The powerful American boxing manager advises a lot of the top stars at 147lbs – was it his plan all along after Floyd Mayweather retired? Quiet possibly.
2018 will see the year in boxing that we enter into the post-Floyd Mayweather era officially.
His recent fight with one Conor McGregor while not much of a challenge for him back in August, is surely the last time we’ll see him as an active fighter at least.
His long-time manager and friend Al Haymon helped him get to heights commercially that no boxer has ever seen.
We’ve spoken on here before about the brand refresh from “Pretty Boy” to “Money” exactly at the same time as the global downturn – when cash was limited for many – who in turn took a dislike to the “Money” mantra Mayweather and Haymon devised which in turn sold more pay per views – but was Haymon’s plan all along to control the welterweight division long-term?
They say when you find a niche in anything to be the first to exploit it and if you can, innovate within it to remain on top.

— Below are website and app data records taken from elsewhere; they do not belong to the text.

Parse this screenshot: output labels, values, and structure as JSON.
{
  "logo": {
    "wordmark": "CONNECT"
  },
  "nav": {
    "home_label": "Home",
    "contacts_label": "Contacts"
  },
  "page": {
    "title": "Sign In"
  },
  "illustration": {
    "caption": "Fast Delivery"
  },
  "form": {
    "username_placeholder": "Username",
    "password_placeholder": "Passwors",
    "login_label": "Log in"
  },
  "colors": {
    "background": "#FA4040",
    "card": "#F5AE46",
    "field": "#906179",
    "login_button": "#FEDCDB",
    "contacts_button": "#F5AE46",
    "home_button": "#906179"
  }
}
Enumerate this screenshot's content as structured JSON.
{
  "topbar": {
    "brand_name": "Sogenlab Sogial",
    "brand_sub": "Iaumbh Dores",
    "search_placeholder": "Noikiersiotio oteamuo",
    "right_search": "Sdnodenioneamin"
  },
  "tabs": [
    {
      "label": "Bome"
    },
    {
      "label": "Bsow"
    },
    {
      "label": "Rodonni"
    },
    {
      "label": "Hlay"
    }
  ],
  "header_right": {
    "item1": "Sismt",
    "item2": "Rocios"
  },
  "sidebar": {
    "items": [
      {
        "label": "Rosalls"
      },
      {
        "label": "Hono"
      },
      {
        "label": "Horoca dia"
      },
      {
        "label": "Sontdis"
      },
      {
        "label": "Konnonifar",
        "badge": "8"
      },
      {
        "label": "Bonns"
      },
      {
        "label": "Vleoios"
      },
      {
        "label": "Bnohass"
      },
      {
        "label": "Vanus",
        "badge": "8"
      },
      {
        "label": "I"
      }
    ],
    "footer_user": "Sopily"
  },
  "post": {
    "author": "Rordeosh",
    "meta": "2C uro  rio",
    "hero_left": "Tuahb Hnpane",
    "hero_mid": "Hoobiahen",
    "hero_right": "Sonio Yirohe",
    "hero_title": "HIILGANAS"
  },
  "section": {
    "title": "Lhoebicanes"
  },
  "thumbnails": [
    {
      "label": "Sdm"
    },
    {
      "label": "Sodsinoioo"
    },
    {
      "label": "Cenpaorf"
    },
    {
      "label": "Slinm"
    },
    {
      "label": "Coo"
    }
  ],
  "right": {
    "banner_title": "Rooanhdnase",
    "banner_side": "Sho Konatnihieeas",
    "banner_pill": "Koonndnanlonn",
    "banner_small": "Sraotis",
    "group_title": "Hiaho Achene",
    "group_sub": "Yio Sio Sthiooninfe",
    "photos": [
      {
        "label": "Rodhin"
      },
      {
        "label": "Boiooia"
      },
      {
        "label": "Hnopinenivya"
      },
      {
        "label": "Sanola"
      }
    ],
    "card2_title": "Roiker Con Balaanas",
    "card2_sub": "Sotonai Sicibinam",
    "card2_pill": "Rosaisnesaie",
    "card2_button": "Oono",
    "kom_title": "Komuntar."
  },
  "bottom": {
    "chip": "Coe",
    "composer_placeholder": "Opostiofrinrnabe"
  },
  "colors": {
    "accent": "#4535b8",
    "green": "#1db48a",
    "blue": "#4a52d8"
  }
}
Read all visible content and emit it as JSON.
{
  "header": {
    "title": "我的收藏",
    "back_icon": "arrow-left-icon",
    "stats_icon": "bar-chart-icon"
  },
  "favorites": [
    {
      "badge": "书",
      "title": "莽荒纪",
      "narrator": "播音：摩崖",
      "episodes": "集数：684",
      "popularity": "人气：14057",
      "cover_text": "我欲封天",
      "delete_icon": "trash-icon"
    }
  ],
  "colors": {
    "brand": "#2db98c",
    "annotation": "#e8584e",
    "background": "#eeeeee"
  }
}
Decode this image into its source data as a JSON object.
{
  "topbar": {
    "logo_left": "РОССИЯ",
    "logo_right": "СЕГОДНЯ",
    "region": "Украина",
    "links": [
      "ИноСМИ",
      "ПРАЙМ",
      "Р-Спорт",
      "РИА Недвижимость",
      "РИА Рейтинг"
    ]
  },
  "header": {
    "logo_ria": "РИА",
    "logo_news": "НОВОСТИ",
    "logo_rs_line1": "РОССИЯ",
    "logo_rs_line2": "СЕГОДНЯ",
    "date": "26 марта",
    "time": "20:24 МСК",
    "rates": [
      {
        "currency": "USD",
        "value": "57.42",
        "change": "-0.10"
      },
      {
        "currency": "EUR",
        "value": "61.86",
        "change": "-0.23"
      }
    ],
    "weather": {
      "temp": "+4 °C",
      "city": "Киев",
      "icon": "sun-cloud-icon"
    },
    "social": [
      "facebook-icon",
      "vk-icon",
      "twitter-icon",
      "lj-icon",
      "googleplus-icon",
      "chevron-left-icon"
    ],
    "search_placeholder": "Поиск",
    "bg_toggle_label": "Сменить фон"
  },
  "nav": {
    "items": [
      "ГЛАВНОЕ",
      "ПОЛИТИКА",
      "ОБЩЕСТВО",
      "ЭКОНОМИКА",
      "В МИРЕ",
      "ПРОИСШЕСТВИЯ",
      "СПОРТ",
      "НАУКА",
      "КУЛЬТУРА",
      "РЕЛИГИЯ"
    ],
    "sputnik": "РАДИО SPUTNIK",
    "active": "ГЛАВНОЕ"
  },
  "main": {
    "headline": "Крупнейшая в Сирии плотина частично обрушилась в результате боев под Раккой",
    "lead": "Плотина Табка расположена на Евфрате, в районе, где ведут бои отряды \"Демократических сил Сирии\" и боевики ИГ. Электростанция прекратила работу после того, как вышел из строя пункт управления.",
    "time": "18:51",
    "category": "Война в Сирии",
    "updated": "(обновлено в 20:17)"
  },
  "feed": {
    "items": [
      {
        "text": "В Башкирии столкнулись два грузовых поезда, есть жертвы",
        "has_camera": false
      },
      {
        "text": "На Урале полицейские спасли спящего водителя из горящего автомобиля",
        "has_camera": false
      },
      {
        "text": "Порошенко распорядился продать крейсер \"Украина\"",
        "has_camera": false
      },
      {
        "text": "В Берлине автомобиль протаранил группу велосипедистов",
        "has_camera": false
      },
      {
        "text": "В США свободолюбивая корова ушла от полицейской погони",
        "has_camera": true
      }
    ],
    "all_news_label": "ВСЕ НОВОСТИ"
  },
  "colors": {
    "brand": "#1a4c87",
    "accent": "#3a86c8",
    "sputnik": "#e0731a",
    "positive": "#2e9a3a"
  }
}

While Haymon manages a huge range of fighters from different weight classes it’s hard to ignore his love over the last decade or so for the welterweight division specifically.
As of now he manages Danny Garcia, Shawn Porter, Amir Khan, Keith Thurman and Errol Spence. All elite welterweights.

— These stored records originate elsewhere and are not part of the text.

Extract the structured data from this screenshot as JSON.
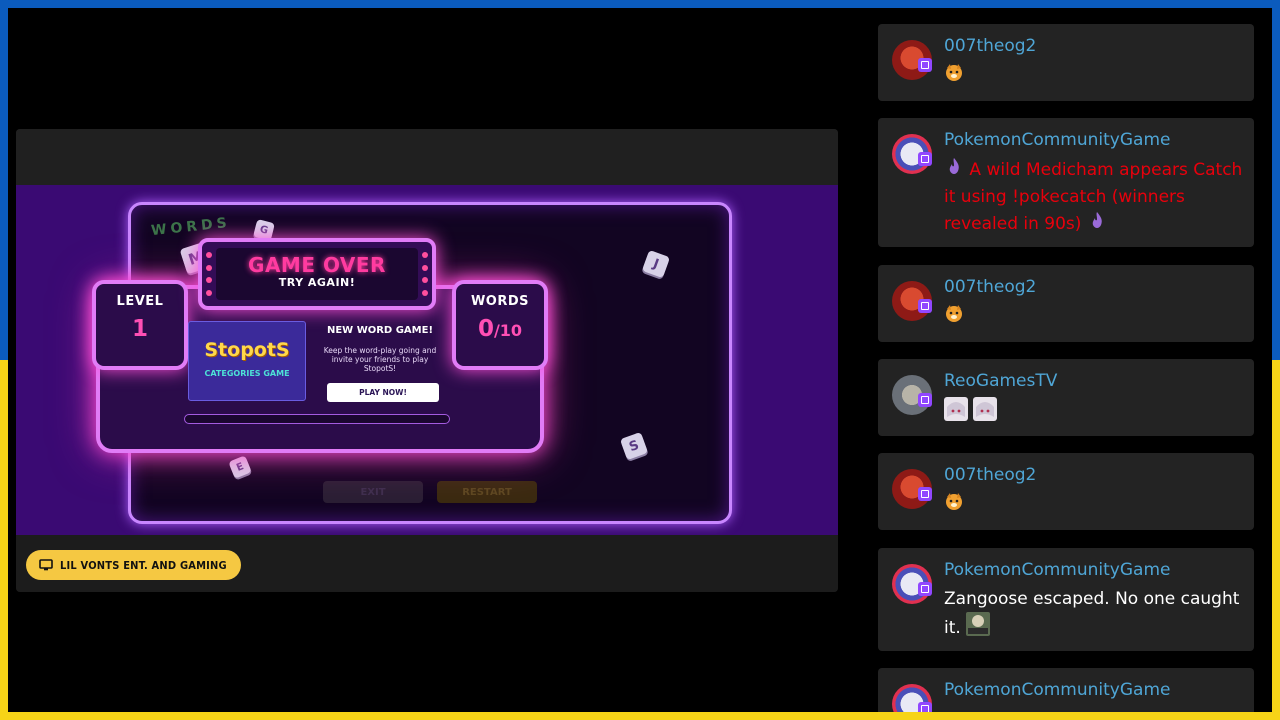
{
  "channel": {
    "name": "LIL VONTS ENT. AND GAMING"
  },
  "game": {
    "title": "GAME OVER",
    "subtitle": "TRY AGAIN!",
    "level_label": "LEVEL",
    "level_value": "1",
    "words_label": "WORDS",
    "words_value": "0",
    "words_total": "/10",
    "ad_logo": "StopotS",
    "ad_category": "CATEGORIES GAME",
    "ad_heading": "NEW WORD GAME!",
    "ad_description": "Keep the word-play going and invite your friends to play StopotS!",
    "play_button": "PLAY NOW!",
    "exit_button": "EXIT",
    "restart_button": "RESTART",
    "bg_logo": "WORDS",
    "dice": [
      "M",
      "G",
      "J",
      "E",
      "S"
    ]
  },
  "chat": {
    "messages": [
      {
        "username": "007theog2",
        "text": "",
        "emotes": [
          "dog-emote"
        ],
        "style": "normal"
      },
      {
        "username": "PokemonCommunityGame",
        "text": "A wild Medicham appears Catch it using !pokecatch (winners revealed in 90s)",
        "emotes": [
          "flame-emote",
          "flame-emote"
        ],
        "style": "red"
      },
      {
        "username": "007theog2",
        "text": "",
        "emotes": [
          "dog-emote"
        ],
        "style": "normal"
      },
      {
        "username": "ReoGamesTV",
        "text": "",
        "emotes": [
          "anime-emote",
          "anime-emote"
        ],
        "style": "normal"
      },
      {
        "username": "007theog2",
        "text": "",
        "emotes": [
          "dog-emote"
        ],
        "style": "normal"
      },
      {
        "username": "PokemonCommunityGame",
        "text": "Zangoose escaped. No one caught it.",
        "emotes": [
          "rigged-emote"
        ],
        "style": "normal"
      },
      {
        "username": "PokemonCommunityGame",
        "text": "",
        "emotes": [],
        "style": "red"
      }
    ]
  },
  "colors": {
    "flag_blue": "#0b5bbd",
    "flag_yellow": "#f7d417",
    "username": "#4fa6d6",
    "alert_red": "#e8000c",
    "pill_yellow": "#f5c842",
    "neon_pink": "#ff3ba0"
  }
}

The only top-tier threat to those whom he doesn’t manage is Terence Crawford. Signed with a rival organisation.
Once Crawford fights WBO champion Jeff Horn and if he beats him, he’s really not got much to choose from after that.
Maybe he’ll be able to fight fellow stablemate Manny Pacquiao at the end of 2018 but after that its slim pickings.

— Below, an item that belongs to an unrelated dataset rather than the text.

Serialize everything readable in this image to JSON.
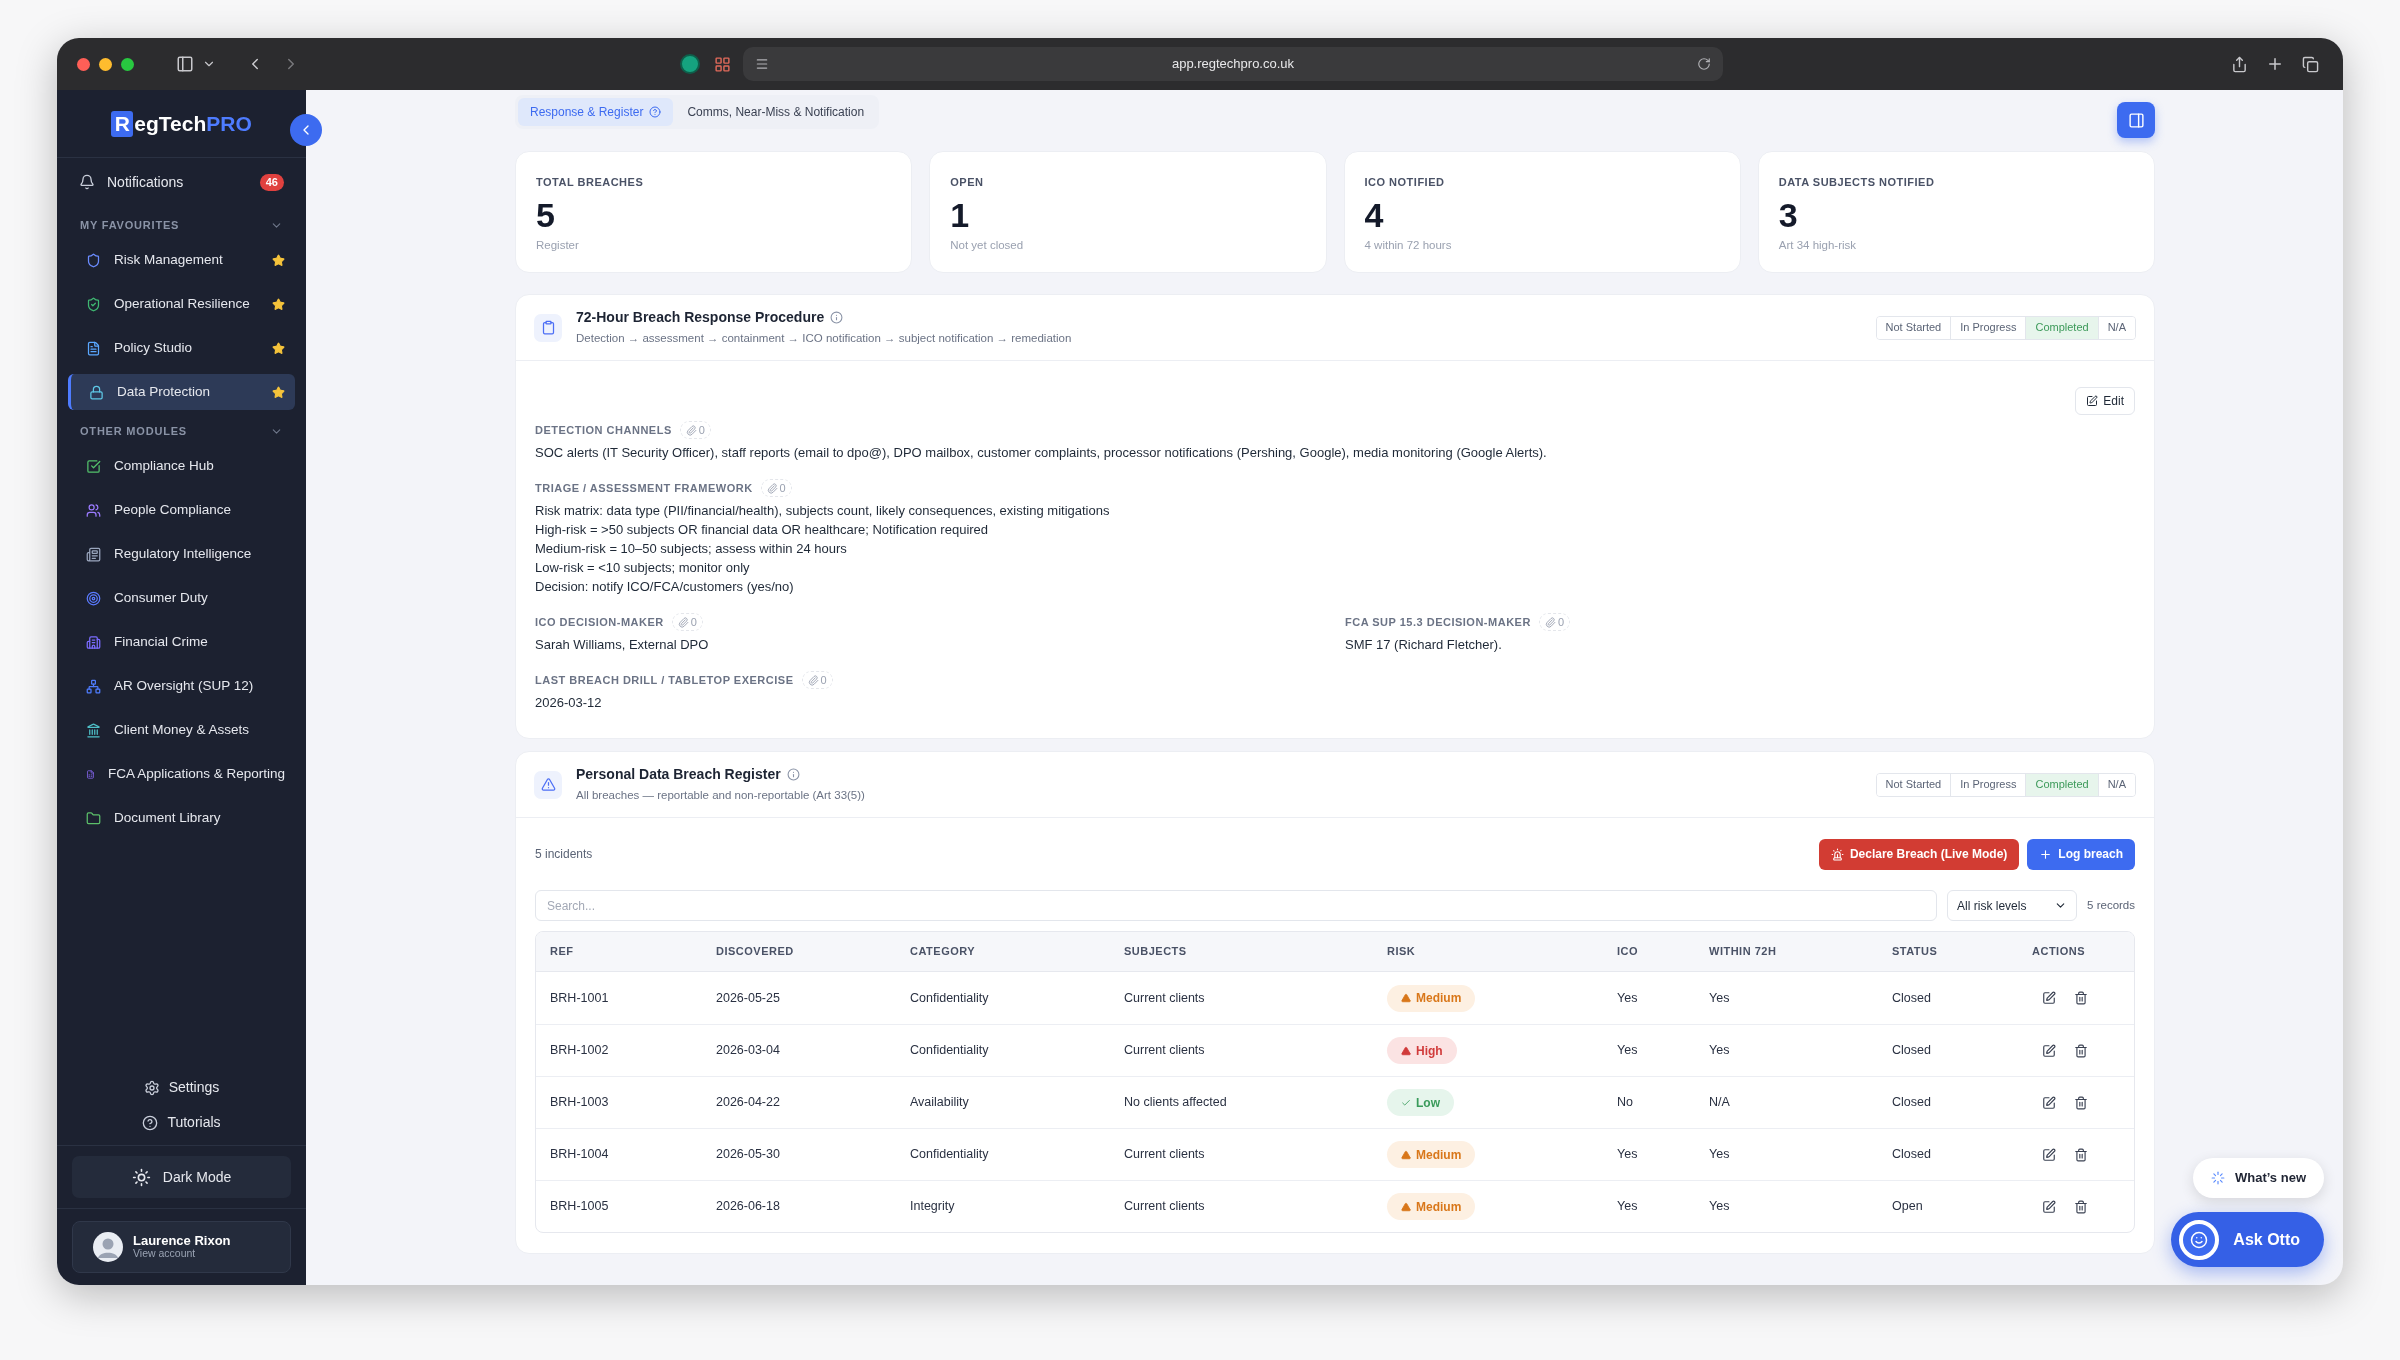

He’ll have to fight one of Haymon’s welterweights at some point if he’s to prove himself as the number one in the division.
But what could Haymon’s plan for the above fight be beyond that?
Well, the new World Boxing Super Series format is run by Richard Schaefer. A man who has successfully worked with Haymon for years.
I wouldn’t be surprised if in the second year of the new format we see the welterweight division as one of the weight classes.
Ready-made for Schaefer with some of Haymon’s welterweights.